> **INSTRUCTIONS FOR THE TASK**: Copy out all the lines of the data that hold the word "text".

[[ SUPPLIED RECORDS open ]]

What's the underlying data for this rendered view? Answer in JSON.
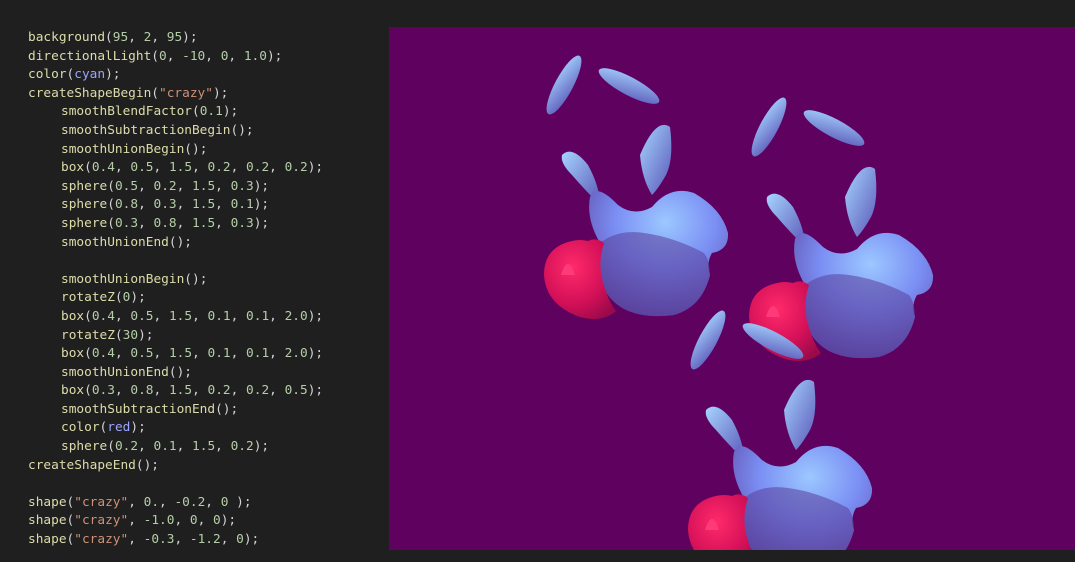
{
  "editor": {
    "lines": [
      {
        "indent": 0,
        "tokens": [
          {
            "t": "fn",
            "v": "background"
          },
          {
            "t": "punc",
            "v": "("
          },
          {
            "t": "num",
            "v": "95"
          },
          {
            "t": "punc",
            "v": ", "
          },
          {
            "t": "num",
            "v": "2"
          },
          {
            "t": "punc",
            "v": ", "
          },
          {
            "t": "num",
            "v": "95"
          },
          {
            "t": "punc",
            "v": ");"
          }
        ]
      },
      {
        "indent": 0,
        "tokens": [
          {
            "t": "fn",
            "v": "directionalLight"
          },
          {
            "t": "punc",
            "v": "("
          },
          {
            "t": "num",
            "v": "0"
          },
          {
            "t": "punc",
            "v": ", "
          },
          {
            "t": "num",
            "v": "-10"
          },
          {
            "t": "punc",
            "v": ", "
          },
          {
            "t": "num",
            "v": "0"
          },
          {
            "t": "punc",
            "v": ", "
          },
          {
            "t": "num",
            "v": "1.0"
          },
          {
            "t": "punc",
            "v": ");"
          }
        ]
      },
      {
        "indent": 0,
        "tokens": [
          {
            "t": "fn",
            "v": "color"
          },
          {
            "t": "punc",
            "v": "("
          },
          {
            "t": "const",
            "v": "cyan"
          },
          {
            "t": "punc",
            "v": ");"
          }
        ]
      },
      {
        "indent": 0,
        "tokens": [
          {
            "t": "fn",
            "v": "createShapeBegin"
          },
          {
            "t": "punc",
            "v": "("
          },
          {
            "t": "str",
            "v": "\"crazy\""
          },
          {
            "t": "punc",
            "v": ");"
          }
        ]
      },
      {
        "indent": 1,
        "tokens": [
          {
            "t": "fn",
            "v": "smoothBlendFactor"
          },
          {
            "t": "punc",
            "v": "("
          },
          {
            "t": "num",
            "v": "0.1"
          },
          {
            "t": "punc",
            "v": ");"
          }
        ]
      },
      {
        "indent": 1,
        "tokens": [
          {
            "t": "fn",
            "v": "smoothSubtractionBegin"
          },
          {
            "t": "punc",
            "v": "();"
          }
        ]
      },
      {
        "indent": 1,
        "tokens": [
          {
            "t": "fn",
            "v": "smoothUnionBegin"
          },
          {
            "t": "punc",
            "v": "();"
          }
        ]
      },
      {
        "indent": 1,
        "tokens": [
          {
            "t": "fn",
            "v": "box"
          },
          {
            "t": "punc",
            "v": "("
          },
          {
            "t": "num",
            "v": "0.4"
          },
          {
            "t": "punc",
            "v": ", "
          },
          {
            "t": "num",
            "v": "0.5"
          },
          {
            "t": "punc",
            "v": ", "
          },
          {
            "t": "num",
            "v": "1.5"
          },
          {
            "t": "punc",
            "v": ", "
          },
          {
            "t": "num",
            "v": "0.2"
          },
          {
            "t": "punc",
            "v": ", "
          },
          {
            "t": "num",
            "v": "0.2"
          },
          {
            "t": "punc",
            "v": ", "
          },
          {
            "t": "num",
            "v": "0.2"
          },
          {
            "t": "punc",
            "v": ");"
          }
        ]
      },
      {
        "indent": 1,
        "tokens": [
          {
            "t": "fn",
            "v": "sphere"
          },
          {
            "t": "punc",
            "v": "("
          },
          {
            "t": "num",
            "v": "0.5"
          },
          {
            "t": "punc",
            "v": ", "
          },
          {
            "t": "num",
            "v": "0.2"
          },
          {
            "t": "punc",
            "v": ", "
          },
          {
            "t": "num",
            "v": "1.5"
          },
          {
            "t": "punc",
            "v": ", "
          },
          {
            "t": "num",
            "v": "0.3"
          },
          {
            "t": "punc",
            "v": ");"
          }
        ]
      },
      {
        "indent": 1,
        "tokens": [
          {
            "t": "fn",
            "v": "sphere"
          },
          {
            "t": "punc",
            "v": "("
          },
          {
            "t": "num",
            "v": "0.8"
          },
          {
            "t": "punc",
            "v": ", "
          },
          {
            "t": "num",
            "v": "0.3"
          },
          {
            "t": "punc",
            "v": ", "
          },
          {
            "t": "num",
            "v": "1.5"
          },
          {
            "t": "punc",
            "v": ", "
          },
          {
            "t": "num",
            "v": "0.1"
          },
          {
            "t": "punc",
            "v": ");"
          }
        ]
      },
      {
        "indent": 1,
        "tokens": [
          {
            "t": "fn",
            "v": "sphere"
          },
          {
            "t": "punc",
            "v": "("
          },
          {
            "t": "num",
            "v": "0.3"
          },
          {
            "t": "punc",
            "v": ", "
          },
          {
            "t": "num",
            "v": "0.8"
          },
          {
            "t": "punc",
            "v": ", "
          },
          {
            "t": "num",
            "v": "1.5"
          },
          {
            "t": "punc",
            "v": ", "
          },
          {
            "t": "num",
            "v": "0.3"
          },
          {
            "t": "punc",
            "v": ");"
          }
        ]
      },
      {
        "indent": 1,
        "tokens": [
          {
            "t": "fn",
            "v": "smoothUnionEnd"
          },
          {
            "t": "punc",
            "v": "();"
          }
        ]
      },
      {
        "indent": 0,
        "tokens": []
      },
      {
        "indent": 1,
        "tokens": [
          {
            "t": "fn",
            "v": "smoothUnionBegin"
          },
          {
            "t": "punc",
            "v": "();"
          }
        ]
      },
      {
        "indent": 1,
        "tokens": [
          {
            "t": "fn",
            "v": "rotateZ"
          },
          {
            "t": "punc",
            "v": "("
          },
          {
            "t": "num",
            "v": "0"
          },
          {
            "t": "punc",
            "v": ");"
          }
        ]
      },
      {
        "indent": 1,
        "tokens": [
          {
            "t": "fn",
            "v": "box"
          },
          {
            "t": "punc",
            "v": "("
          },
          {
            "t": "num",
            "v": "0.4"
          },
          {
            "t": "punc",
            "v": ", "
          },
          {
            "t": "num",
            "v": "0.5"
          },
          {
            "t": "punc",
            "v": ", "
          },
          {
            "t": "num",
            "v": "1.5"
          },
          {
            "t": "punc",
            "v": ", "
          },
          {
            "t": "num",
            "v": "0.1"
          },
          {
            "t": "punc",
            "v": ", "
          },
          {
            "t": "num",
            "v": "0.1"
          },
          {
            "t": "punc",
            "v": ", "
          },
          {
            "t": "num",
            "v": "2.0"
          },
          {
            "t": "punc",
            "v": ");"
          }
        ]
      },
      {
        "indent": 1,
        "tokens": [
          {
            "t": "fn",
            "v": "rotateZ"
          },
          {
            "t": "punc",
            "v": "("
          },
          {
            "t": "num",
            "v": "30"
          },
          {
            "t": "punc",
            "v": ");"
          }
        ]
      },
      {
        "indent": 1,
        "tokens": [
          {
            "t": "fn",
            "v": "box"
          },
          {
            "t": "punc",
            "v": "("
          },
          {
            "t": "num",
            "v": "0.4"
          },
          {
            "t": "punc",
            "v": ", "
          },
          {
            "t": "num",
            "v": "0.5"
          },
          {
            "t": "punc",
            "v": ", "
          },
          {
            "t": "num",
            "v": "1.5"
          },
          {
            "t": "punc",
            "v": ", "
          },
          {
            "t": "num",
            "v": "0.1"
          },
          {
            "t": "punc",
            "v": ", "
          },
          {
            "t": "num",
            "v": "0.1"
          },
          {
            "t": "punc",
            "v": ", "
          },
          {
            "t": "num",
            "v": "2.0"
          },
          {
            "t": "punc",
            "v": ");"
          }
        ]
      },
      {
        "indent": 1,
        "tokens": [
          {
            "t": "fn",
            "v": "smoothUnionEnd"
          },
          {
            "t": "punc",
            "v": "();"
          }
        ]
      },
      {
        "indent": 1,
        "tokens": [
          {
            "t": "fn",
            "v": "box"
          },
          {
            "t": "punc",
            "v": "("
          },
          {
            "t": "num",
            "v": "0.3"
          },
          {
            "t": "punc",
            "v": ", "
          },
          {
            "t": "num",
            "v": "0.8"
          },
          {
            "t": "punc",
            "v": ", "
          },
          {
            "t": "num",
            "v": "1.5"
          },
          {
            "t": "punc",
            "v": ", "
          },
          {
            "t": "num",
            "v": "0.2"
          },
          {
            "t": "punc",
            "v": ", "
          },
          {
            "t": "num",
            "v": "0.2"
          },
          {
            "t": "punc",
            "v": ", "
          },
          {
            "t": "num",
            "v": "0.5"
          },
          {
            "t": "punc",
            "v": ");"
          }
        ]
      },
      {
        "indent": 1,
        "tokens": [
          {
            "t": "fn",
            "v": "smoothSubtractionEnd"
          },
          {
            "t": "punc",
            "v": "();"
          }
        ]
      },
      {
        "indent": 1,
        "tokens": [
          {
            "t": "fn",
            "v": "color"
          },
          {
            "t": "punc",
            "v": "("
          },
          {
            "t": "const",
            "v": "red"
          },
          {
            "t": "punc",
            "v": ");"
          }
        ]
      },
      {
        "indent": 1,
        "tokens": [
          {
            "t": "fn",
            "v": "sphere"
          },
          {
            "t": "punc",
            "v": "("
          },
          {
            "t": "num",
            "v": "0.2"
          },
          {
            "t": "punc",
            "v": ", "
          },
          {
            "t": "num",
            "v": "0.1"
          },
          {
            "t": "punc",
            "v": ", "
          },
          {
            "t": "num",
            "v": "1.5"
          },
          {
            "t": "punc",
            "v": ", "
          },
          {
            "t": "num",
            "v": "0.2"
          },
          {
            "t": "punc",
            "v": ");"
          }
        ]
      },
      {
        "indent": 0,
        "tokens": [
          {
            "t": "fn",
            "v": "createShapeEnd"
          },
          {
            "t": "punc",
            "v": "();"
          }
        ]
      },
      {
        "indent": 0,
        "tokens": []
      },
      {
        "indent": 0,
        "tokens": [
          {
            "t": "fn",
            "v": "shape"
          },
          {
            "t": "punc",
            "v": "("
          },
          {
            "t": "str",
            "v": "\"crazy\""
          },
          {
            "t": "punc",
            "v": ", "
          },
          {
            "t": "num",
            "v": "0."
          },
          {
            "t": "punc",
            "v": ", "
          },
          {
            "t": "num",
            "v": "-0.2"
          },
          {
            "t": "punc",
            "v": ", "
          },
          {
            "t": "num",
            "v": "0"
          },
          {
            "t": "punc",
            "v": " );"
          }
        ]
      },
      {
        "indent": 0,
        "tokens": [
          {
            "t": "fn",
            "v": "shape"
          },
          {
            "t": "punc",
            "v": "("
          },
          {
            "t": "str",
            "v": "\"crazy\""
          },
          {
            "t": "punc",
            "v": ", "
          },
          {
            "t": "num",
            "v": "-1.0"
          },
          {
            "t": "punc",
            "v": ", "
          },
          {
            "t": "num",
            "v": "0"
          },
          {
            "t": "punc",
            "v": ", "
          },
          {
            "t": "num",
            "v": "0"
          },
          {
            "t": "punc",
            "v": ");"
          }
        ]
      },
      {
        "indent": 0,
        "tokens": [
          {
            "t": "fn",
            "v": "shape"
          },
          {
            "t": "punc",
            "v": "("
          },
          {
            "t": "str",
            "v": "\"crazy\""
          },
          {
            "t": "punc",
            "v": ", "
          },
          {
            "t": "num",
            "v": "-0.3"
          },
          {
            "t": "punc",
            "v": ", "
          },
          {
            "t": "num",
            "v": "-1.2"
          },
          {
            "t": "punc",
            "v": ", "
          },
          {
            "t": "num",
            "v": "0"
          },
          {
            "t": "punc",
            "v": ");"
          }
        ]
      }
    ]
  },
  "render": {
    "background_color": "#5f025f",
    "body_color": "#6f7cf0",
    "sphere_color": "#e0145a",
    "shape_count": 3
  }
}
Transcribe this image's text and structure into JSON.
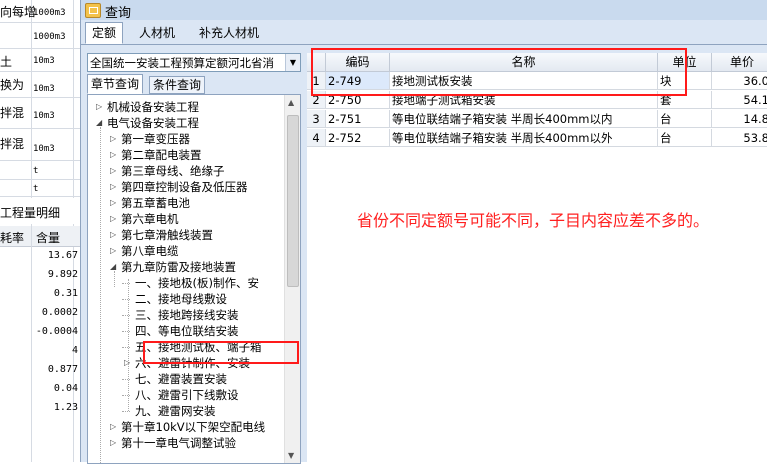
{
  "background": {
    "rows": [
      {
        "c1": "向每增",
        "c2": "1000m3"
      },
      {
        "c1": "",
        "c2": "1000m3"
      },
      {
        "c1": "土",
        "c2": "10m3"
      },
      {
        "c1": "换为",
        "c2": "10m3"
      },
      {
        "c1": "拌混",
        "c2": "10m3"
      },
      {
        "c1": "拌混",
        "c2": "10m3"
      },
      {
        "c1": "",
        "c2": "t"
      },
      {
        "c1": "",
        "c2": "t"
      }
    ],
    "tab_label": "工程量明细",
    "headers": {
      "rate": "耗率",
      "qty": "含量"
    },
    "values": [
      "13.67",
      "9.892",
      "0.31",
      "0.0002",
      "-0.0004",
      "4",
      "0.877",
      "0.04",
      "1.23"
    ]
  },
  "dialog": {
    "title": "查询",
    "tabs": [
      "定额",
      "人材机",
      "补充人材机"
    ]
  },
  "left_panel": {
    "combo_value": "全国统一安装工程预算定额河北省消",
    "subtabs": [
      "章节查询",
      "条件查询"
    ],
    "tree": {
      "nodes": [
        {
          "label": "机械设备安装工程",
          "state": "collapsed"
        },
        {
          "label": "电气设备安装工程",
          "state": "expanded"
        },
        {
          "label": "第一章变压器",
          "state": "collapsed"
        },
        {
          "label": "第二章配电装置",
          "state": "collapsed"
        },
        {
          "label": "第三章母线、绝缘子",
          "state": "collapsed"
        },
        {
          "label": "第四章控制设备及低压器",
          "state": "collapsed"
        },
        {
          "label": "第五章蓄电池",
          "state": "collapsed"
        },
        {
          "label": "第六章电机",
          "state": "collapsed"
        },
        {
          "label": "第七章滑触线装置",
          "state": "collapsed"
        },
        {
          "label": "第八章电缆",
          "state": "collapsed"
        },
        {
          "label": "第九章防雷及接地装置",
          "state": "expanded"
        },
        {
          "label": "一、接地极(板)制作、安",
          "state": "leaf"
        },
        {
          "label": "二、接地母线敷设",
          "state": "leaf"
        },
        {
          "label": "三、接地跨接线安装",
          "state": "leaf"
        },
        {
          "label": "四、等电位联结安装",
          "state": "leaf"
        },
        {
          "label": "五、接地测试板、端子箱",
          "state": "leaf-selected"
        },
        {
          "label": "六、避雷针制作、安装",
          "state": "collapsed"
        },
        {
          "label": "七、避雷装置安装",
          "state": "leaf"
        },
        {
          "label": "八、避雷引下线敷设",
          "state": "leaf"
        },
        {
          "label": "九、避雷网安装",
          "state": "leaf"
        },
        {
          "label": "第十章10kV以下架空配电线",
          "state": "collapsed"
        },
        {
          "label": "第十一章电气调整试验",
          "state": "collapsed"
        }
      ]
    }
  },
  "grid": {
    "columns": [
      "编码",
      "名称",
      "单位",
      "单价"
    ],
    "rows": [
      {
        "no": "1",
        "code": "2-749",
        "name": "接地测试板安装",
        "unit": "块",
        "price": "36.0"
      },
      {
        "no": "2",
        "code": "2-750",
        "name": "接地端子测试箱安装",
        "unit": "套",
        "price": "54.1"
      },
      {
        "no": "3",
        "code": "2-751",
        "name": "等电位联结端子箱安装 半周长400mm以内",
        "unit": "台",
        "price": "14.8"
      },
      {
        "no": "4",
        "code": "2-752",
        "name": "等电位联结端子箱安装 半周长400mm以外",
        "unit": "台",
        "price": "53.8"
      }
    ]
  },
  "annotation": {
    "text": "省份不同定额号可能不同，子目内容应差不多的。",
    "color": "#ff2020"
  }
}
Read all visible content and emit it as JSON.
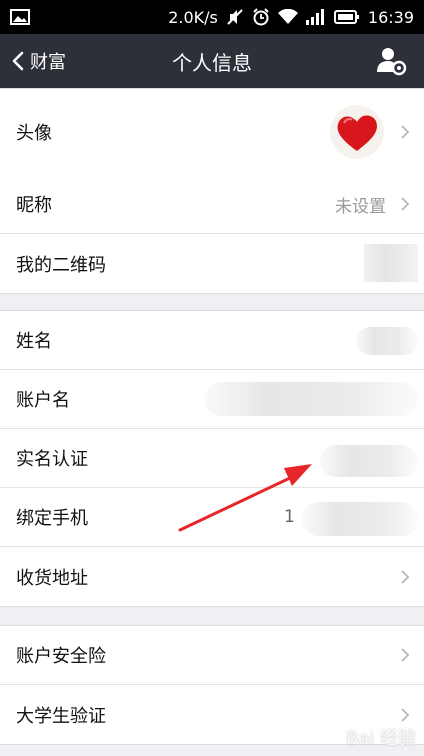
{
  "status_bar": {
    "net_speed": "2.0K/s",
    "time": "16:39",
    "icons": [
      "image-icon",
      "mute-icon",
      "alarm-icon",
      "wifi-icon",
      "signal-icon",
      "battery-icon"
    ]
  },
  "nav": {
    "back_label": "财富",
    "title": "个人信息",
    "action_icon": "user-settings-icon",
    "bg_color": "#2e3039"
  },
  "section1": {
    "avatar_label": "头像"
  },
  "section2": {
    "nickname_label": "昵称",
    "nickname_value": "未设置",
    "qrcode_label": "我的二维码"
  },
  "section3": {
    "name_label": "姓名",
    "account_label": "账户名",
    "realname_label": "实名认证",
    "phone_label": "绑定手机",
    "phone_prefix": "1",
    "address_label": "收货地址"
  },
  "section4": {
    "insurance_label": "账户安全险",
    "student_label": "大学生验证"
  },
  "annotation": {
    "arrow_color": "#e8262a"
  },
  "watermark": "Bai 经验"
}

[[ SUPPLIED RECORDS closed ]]

> **RESPONSE TO THE EXERCISE**:
Transcribe this image's text and structure into JSON.
    "text": "省份不同定额号可能不同，子目内容应差不多的。",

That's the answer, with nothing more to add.